Source information:
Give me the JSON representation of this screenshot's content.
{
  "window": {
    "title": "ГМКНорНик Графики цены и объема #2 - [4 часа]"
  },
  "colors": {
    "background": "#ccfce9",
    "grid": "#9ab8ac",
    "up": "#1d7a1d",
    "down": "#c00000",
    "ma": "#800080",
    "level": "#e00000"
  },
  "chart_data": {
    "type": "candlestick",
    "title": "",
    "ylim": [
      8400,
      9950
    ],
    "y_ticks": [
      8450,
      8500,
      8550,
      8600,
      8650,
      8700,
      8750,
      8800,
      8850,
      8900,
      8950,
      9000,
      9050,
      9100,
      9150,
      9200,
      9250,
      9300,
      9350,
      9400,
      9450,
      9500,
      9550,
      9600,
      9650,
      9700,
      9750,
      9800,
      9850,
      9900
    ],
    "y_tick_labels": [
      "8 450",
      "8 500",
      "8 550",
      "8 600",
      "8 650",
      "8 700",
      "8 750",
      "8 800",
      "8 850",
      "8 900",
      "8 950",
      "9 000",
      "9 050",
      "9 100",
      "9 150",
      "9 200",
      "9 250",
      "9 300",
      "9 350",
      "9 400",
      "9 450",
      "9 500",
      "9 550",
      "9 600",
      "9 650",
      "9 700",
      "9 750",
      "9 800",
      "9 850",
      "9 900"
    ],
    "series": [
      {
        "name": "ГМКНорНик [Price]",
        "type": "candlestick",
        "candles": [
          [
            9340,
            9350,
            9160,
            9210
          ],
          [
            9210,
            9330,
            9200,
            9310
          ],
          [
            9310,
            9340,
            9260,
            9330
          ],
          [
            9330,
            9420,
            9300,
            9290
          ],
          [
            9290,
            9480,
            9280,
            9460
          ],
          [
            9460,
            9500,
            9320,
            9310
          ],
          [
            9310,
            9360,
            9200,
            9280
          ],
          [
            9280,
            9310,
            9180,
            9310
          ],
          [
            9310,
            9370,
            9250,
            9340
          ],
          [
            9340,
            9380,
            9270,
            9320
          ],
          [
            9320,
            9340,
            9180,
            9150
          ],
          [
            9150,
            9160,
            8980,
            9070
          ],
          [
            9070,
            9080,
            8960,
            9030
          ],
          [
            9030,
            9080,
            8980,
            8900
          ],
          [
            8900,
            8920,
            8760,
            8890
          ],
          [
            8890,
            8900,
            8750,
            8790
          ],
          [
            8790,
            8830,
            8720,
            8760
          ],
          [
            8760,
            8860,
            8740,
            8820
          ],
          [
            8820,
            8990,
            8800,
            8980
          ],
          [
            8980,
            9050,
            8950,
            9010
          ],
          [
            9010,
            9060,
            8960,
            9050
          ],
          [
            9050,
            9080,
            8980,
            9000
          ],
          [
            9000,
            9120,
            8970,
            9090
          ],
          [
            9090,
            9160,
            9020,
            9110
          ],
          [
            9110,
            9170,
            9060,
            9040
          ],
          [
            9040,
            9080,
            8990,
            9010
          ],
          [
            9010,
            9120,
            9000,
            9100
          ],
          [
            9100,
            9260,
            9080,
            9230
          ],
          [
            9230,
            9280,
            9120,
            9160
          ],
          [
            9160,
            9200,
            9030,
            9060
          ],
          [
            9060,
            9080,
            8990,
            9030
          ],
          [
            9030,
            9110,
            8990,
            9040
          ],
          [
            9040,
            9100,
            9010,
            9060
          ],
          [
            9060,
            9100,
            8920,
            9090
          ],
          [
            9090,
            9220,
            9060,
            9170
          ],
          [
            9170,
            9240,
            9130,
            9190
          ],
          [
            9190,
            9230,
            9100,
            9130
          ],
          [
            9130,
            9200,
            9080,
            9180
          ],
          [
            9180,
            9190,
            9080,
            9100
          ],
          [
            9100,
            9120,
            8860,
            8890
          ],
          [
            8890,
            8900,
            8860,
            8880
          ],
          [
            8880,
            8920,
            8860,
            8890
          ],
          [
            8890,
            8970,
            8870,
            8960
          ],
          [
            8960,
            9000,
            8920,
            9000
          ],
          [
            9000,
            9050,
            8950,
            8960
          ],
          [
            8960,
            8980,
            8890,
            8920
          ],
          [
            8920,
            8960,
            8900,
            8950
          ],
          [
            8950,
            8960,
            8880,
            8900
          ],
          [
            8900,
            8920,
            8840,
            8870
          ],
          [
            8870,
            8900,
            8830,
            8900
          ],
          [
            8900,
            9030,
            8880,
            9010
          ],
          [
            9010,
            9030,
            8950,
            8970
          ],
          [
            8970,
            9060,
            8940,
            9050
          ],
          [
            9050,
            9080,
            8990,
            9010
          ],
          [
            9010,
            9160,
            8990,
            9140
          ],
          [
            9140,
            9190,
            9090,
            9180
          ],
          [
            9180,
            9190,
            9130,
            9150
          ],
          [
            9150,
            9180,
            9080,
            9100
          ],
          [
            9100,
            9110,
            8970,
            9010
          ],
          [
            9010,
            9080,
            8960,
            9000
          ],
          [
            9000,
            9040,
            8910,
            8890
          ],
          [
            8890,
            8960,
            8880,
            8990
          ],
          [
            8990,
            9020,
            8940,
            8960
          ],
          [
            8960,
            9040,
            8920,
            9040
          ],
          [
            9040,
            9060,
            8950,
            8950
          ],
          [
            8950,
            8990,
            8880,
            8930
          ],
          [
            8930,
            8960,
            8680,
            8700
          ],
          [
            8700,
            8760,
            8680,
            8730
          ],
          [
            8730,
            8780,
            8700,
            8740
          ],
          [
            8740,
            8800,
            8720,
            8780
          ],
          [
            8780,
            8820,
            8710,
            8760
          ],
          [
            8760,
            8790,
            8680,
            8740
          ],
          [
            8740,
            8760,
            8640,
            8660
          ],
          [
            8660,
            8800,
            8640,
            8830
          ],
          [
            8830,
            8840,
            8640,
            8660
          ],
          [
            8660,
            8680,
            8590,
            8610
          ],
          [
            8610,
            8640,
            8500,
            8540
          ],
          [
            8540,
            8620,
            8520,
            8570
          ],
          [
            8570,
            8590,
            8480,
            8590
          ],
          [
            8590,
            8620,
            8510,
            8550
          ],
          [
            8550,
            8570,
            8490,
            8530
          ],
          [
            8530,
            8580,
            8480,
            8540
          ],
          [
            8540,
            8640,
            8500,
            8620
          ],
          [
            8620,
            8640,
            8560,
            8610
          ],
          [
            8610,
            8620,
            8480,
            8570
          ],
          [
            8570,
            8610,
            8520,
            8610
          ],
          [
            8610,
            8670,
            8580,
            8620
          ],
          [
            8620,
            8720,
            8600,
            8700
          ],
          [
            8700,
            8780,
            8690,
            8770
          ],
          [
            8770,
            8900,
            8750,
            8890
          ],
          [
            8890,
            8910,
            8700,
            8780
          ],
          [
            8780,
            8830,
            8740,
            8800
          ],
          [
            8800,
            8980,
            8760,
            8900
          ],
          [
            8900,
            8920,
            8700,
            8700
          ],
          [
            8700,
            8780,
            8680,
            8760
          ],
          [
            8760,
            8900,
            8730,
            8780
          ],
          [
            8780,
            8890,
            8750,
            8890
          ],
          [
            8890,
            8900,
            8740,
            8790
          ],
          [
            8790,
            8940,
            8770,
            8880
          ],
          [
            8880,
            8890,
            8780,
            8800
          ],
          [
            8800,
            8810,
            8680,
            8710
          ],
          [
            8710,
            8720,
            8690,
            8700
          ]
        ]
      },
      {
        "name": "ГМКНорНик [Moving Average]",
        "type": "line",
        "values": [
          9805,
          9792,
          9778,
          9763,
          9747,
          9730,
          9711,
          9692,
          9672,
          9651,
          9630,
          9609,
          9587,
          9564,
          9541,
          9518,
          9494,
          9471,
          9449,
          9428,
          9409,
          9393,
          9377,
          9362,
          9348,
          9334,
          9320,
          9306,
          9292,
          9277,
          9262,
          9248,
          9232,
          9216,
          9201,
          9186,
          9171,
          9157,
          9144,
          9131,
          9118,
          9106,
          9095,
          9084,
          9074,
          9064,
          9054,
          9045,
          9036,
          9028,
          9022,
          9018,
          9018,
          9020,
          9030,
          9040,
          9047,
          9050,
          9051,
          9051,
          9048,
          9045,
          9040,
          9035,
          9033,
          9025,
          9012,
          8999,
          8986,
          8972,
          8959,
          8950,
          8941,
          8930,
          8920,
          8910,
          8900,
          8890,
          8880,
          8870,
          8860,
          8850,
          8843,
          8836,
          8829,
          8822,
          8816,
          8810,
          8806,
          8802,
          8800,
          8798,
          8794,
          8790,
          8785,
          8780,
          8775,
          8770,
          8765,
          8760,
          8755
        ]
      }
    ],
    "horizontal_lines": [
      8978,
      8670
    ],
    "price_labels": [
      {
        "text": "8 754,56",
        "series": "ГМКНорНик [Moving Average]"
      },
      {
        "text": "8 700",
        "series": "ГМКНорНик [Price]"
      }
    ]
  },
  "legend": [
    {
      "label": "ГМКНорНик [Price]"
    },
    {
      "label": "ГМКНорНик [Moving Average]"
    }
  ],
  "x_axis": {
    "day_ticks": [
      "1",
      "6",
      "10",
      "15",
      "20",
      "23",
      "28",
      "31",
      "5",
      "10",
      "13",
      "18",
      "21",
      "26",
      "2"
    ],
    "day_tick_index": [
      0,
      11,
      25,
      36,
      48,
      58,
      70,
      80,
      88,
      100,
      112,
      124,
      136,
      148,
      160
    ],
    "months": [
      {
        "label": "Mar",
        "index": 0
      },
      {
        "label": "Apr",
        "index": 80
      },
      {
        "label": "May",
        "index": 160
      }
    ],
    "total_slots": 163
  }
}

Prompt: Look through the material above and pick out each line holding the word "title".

Expected answer:
    "title": "ГМКНорНик Графики цены и объема #2 - [4 часа]"
    "title": "",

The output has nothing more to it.